MATERIAL PROVIDED: Begin
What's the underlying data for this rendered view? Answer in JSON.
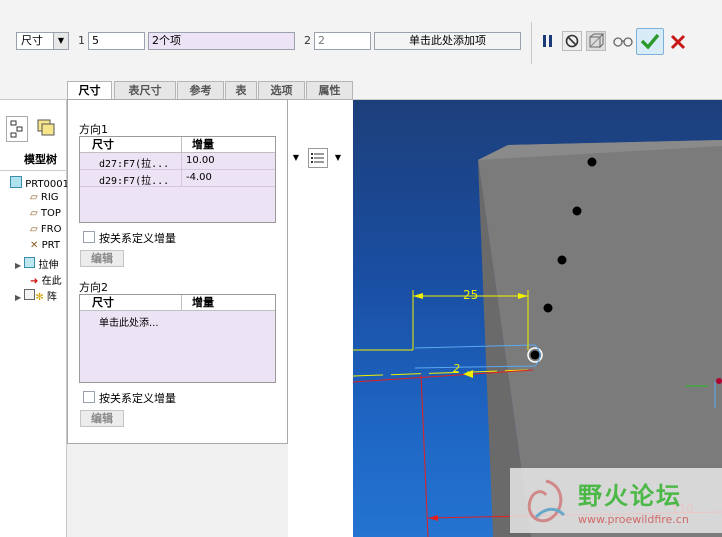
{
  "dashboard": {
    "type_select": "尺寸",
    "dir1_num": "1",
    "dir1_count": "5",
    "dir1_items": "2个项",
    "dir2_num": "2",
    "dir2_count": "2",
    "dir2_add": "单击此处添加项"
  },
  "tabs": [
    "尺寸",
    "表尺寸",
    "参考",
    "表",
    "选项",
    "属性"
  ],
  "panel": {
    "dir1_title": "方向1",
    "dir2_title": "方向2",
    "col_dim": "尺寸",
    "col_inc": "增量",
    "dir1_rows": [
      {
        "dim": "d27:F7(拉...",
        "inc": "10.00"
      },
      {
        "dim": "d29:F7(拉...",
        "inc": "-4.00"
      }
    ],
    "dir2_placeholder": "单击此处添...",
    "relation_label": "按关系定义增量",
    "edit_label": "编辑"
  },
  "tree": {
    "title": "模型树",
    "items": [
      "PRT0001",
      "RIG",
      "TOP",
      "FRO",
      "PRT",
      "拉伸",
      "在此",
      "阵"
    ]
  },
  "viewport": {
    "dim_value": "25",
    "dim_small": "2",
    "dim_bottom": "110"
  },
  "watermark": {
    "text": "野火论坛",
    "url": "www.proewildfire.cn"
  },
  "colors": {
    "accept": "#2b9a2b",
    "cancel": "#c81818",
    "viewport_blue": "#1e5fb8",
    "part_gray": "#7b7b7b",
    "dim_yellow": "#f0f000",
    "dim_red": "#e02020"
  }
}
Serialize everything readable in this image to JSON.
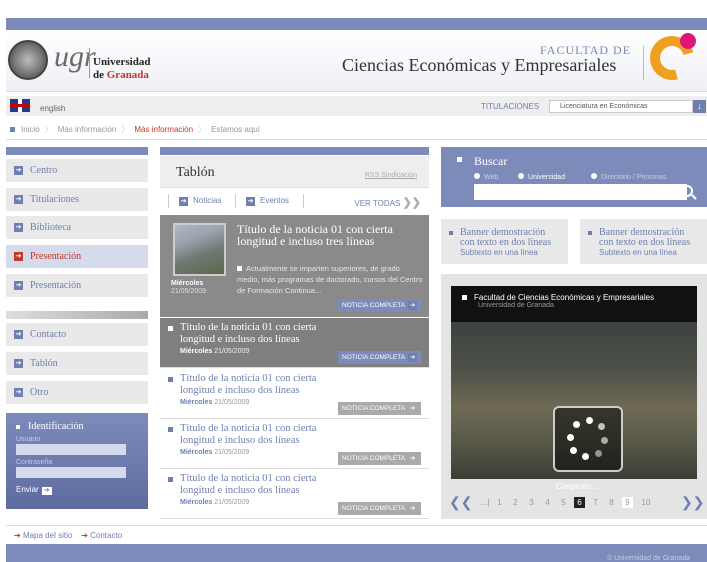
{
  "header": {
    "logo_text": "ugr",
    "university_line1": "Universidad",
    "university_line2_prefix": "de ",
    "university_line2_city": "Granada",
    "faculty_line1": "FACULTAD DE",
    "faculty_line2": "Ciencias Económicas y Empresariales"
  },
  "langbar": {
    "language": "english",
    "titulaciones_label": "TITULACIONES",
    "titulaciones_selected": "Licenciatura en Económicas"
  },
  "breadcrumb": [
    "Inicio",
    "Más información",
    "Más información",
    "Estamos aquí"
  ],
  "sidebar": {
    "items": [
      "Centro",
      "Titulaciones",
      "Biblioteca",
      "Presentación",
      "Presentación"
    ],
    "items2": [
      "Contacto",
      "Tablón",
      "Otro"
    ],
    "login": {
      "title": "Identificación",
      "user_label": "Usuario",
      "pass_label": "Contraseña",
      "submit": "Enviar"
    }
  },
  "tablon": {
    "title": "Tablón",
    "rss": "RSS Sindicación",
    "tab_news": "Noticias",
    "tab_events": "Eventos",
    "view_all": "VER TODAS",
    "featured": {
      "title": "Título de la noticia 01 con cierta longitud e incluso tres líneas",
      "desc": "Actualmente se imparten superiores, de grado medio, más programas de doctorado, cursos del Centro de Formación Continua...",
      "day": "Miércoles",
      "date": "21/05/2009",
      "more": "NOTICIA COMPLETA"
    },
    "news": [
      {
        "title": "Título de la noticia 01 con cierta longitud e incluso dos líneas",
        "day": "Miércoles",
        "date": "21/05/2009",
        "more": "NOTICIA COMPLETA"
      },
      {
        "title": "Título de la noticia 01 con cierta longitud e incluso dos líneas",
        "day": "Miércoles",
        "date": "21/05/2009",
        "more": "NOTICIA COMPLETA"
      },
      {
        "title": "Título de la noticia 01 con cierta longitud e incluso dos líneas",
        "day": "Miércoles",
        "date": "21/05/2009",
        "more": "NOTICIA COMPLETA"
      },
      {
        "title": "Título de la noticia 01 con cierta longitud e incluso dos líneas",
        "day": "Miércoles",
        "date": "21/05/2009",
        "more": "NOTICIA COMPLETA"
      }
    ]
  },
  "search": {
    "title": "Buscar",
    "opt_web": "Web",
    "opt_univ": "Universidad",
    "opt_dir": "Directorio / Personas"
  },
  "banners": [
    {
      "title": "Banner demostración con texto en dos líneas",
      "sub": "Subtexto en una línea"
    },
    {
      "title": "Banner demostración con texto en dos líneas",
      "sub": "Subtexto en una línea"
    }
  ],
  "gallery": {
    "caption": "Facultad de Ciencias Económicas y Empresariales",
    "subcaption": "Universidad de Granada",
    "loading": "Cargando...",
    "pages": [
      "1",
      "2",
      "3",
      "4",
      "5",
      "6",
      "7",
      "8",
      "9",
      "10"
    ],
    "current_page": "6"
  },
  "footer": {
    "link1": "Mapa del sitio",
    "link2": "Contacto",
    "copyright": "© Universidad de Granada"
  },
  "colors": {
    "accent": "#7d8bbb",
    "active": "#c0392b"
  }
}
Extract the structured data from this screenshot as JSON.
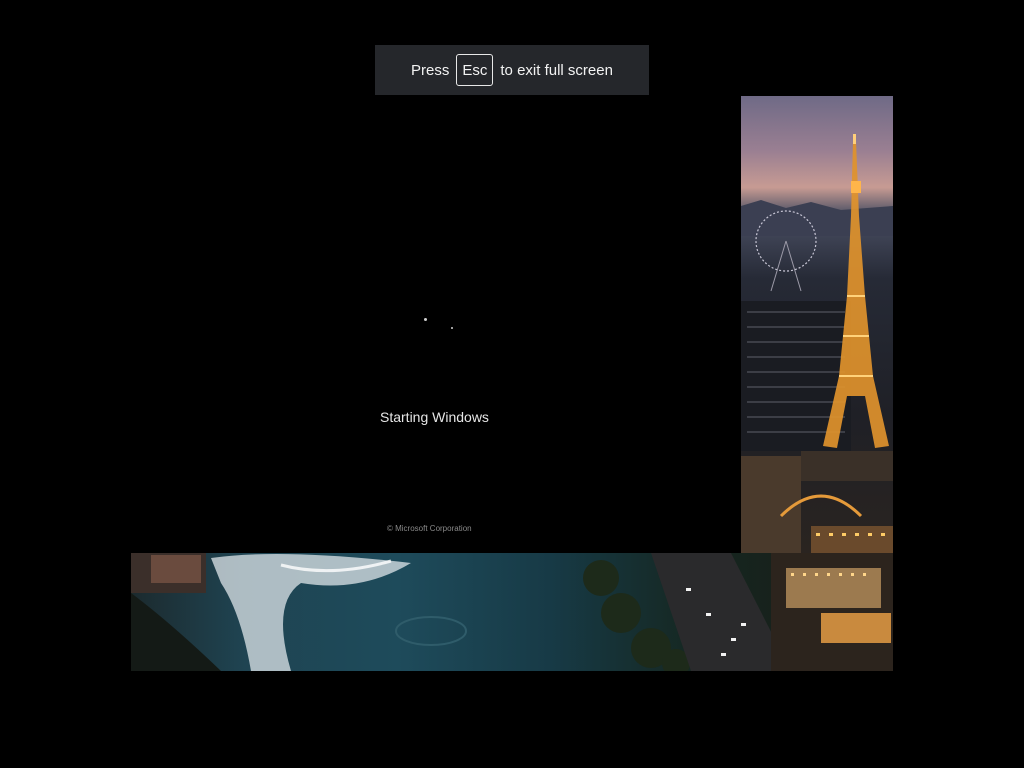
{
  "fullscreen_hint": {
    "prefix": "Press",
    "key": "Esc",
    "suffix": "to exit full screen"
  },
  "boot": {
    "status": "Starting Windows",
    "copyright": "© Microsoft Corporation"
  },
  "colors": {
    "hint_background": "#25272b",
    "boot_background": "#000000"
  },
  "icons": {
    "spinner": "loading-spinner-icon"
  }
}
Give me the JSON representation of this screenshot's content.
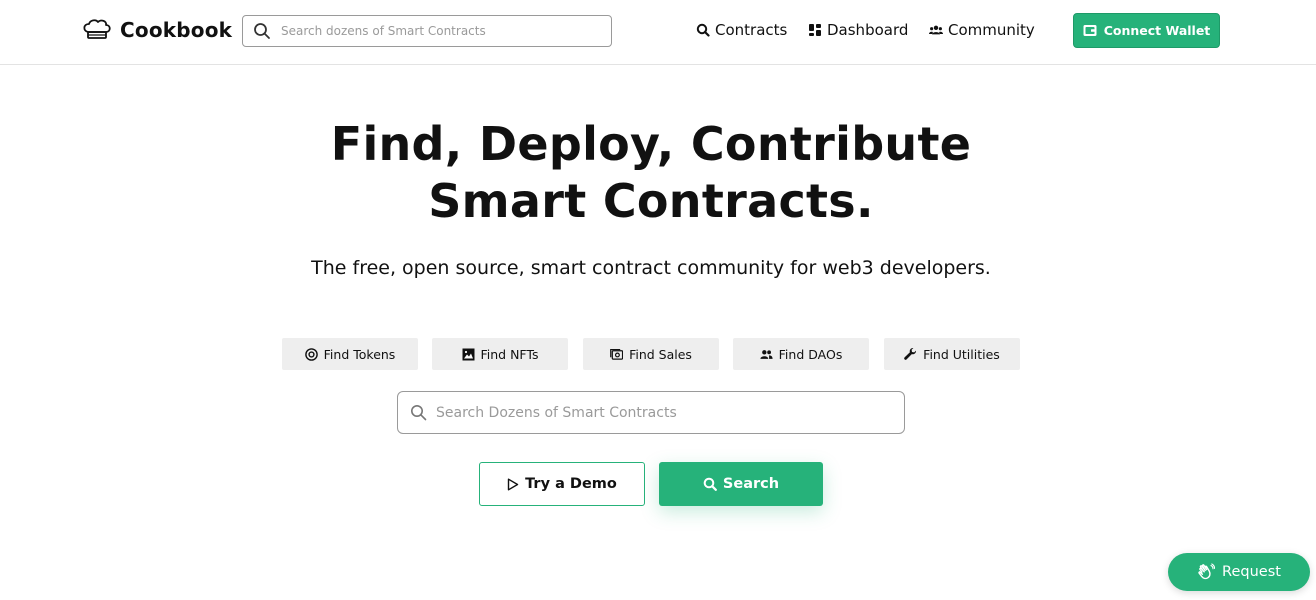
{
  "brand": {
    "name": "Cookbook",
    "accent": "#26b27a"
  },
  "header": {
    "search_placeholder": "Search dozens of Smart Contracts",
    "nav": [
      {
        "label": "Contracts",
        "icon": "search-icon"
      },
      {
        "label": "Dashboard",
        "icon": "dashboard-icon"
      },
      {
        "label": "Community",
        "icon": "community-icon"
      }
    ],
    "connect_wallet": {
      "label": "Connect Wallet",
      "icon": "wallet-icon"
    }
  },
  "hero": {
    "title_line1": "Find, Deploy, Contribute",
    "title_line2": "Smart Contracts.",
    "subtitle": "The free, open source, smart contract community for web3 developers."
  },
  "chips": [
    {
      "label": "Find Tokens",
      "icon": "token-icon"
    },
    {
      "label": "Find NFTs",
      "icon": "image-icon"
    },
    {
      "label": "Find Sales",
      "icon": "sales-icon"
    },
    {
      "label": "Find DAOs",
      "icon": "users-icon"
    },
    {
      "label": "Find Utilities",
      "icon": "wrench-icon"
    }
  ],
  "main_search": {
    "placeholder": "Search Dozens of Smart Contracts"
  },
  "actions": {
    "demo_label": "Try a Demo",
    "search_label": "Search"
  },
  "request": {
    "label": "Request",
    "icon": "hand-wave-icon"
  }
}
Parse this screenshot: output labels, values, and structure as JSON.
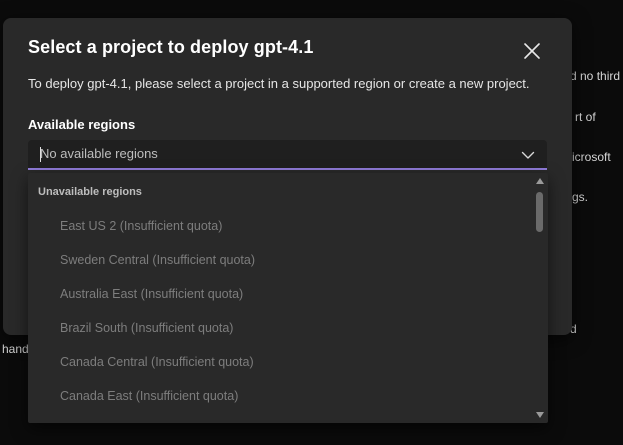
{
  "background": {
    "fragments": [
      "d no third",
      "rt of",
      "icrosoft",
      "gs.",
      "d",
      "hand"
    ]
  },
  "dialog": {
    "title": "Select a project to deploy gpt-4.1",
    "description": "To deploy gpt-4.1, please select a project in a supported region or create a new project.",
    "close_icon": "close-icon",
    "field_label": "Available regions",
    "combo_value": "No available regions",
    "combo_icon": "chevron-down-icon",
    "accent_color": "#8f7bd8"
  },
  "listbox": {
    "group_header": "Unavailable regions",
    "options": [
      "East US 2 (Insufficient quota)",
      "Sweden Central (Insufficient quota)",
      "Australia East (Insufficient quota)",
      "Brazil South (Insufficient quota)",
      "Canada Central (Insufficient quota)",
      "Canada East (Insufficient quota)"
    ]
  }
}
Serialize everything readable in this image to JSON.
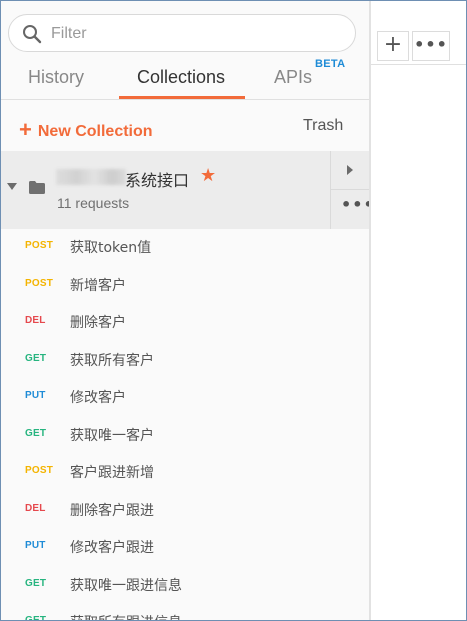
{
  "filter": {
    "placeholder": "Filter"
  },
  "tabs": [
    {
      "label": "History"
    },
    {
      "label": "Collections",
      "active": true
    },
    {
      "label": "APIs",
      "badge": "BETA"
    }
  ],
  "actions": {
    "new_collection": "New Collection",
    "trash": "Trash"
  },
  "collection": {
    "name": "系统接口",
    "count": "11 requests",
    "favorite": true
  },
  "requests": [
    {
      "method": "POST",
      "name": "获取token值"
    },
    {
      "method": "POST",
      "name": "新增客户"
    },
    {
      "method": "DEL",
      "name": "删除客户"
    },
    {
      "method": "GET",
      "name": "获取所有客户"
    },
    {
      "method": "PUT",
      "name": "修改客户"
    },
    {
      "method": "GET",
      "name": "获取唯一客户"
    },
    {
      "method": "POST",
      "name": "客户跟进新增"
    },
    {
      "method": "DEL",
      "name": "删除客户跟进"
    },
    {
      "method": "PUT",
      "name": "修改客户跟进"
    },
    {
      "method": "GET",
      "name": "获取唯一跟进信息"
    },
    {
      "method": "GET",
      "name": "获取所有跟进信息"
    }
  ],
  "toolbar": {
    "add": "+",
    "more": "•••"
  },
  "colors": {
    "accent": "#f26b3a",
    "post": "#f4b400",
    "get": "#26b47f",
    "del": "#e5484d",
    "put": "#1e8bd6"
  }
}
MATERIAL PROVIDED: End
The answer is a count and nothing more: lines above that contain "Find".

6